Other men stand around the players in silence watching and nodding. One player resigns and leaves his seat to be replaced by another, one of the watchers. They setup quickly, all in silence, and the winner peers over his glasses at the new challenger, makes his move, and sniffs his hand. An older man – white hair, glasses and over-wide brown corduroy trousers – comes and stands over the challenger’s right shoulder, stamps his feet against the cold, and when the challenger looks at him disapprovingly he goes and stands by another old man wearing a red baseball cap and thick square glasses that make his eyes large. They exchange a couple of short sentences and then return to silence.
Cost: 16 soles (fettucine with mushrooms) + 2 soles (sprite)
Where: Calle Bellavista and Calle Jose Galvez
I spend the evening conducting an exhaustive search for a restaurant with a cheap menu. For some reason I want pasta. Unfortunately the so-called cheap street, Berlin, is not cheap, not in the evening at least, and it’s impossible to find a typical Peruvian ‘menu economico’, so I end up in a cute German-themed café called Kulka Café which looks like it’s been transplanted from Palermo Soho, Buenos Aires. I know it’s German because the man at the till is a tall, white, dreadlocked German and the menu contains various plates based on ‘German Sausage’. I get the not-very-German fettucine with mushrooms for 16 Soles – it’s a bit crap.
Bad or bland food is a common disease of cute cafes. They believe that if the café is attractive and inviting then there’s no need to bother with the food. It could be down to economics: if the space is nice then people will come, whatever the quality of food, so there’s no need to splash out on good ingredients or quality chefs. Or it could be down to laziness: they can’t be expected to make an effort with the décor and the food! It is a rare and beautiful thing to find a café that is both beautiful and tasty.
After Max left I met up with an old friend and we headed up to Santa Teresa for lunch. Being in Rio, we of course had to eat ‘feijoada’, a Brazilian dish made of refried beans, rice, and a curious selection of animal cuts including ears, tail, hooves, sausage and more.

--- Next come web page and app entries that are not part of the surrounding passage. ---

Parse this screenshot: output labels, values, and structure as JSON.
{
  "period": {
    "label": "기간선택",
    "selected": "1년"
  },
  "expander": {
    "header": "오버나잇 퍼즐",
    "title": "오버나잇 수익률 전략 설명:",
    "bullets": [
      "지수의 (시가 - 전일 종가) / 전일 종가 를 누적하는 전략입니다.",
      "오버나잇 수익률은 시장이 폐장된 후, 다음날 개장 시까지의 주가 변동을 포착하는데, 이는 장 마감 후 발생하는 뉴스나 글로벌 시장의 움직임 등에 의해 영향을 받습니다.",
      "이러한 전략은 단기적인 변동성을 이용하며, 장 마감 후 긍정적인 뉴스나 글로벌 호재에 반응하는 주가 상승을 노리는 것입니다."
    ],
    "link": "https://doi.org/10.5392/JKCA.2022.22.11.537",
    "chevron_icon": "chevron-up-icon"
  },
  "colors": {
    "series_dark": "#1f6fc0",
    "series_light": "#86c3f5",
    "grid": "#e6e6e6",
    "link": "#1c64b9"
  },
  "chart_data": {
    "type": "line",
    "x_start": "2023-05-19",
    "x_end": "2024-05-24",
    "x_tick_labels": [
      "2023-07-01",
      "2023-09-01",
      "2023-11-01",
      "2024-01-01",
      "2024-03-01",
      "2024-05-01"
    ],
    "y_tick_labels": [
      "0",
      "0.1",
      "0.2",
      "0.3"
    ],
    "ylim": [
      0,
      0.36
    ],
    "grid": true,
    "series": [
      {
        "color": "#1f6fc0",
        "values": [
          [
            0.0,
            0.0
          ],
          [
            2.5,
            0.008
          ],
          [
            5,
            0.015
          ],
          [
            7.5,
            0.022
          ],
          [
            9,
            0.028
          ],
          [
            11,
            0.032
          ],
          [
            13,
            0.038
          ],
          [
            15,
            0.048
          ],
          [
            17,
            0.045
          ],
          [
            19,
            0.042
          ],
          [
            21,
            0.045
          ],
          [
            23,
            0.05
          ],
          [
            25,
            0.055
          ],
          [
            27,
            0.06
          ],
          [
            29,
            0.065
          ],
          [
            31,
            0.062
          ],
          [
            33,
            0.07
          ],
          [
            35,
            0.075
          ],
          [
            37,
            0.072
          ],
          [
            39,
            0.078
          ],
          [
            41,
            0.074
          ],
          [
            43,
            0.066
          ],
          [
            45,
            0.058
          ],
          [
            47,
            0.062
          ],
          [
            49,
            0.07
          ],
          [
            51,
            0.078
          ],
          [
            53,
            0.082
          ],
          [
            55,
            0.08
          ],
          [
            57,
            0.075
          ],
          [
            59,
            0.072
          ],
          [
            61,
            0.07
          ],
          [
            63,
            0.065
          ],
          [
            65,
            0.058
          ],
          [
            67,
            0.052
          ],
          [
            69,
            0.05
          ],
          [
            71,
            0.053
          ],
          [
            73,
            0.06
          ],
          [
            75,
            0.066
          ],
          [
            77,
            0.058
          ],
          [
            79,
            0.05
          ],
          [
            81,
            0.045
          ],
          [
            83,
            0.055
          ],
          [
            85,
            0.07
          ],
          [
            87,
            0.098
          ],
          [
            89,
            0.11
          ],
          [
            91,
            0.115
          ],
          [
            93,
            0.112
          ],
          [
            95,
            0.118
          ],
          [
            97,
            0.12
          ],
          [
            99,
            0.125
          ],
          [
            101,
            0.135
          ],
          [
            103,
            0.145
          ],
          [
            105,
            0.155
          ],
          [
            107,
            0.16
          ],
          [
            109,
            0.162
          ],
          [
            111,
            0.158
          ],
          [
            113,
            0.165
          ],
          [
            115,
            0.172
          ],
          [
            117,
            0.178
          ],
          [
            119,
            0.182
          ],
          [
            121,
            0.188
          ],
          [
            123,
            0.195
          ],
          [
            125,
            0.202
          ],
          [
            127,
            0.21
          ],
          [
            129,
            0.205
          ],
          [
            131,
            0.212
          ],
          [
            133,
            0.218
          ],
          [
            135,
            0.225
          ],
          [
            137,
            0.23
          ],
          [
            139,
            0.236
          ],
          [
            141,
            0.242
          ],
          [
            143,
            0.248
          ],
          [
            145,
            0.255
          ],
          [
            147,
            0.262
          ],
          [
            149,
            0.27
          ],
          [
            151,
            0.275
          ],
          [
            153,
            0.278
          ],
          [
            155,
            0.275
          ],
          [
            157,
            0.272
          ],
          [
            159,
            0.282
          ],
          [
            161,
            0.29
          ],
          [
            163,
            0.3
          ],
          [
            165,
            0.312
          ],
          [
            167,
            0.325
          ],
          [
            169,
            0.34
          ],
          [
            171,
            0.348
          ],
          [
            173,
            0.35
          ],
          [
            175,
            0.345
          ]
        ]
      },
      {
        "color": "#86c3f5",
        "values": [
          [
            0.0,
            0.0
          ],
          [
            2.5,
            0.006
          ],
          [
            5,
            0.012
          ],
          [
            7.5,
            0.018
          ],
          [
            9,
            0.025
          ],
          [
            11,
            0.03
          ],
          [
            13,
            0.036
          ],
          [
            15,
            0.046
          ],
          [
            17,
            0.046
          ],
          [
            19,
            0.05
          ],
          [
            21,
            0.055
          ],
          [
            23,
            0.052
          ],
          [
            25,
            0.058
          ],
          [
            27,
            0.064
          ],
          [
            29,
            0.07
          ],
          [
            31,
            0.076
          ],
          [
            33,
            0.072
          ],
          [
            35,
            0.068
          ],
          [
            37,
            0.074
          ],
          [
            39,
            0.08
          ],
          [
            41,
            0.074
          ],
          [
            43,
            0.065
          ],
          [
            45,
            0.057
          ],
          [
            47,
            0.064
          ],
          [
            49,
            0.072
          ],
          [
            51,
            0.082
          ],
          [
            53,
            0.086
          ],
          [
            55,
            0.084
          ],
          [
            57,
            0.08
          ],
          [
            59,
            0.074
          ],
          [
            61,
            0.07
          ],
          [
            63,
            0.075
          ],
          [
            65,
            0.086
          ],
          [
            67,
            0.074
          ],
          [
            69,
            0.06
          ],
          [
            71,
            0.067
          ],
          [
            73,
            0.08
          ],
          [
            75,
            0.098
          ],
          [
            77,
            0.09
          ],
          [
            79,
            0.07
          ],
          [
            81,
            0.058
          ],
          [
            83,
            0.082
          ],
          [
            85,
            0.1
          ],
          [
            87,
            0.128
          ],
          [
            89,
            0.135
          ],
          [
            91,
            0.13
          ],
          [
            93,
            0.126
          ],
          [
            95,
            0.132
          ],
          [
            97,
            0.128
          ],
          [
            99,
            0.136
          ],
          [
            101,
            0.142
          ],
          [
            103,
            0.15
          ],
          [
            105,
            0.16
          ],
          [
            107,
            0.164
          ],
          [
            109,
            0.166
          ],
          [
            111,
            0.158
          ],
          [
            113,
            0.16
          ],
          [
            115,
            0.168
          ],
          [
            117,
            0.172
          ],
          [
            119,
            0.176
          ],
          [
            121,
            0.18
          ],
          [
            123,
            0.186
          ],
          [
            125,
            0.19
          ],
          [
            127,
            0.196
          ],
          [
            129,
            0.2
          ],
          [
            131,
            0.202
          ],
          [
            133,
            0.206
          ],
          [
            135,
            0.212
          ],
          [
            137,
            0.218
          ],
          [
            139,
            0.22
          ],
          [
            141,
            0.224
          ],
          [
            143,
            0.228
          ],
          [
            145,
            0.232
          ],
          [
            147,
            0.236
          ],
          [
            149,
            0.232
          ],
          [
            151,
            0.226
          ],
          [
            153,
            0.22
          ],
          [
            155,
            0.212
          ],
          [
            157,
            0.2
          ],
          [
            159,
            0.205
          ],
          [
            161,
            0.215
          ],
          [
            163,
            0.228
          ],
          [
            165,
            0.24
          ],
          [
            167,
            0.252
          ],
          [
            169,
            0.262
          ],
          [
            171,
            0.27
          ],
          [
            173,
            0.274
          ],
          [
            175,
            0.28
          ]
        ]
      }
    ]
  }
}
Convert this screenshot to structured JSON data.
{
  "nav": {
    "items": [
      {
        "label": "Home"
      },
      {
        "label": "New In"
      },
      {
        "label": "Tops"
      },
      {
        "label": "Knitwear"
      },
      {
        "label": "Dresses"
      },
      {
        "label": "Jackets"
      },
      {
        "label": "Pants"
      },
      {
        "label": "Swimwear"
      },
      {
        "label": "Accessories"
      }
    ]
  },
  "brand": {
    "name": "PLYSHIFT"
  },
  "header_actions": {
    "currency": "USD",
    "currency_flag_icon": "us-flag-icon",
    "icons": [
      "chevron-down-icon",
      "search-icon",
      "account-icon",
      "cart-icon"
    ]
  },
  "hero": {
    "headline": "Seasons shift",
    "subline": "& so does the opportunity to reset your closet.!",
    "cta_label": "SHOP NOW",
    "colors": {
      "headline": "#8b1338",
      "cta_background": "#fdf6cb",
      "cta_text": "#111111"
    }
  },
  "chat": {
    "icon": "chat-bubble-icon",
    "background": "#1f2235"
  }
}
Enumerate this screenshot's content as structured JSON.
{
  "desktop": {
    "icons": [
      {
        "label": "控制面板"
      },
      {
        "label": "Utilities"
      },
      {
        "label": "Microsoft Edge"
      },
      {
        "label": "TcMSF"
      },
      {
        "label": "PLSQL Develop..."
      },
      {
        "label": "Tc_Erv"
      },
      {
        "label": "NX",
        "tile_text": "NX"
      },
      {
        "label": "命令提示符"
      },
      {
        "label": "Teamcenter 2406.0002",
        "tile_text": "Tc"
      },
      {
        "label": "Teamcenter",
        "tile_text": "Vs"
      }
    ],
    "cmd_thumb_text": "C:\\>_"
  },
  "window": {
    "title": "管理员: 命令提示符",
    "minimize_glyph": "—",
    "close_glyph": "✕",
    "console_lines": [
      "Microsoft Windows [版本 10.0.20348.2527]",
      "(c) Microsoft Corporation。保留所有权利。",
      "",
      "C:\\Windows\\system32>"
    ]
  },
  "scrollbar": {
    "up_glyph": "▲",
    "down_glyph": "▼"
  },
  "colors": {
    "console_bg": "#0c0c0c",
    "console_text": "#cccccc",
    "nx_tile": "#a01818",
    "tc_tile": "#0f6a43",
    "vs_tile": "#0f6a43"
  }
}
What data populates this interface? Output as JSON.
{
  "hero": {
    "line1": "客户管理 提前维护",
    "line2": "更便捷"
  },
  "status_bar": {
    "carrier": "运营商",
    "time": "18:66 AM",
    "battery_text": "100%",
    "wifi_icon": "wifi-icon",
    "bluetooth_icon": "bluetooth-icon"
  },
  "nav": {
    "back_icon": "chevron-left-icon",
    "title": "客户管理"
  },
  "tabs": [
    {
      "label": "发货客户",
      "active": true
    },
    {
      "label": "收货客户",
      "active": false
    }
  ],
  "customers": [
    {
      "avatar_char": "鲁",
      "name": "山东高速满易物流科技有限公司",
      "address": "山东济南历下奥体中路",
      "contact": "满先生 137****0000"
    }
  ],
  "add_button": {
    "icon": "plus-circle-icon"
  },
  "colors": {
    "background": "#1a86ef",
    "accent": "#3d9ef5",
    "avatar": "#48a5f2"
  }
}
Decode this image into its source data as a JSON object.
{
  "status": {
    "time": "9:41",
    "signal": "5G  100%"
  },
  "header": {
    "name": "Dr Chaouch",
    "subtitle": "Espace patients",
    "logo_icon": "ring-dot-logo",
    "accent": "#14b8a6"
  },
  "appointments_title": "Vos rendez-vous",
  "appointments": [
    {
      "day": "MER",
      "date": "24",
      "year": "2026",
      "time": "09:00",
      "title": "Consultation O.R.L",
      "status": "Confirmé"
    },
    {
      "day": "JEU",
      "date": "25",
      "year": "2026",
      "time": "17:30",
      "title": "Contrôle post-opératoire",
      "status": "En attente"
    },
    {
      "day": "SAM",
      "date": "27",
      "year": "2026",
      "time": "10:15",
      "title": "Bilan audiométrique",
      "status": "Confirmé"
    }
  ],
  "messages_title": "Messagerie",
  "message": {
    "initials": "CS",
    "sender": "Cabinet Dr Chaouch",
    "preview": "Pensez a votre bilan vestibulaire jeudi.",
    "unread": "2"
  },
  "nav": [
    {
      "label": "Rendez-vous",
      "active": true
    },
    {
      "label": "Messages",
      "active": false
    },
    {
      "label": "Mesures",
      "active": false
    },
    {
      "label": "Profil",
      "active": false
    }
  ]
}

It comes in a smoking cauldron-like thing, which all adds to the magic of it.
This was my second feijoada, and it was better than the first, mainly because the first was more authentic. That may sound strange, that the more authentic version tastes worse, but it’s true. This is because authentic feijoada contains all kinds of disgusting (to my taste) cuts of animal. Why? Because in the past it would have been unthinkable to waste the animal’s ear, or its hooves, or any part of it for that matter. So they threw them into a cauldron to see what came out. In the feijoada you buy in the tourist restaurants they will probably use high-quality meat, and when I say ‘meat’ I mean just that; no tongues nor balls nor eyeballs.
The restaurant in Santa Teresa where I had my less authentic feijoada.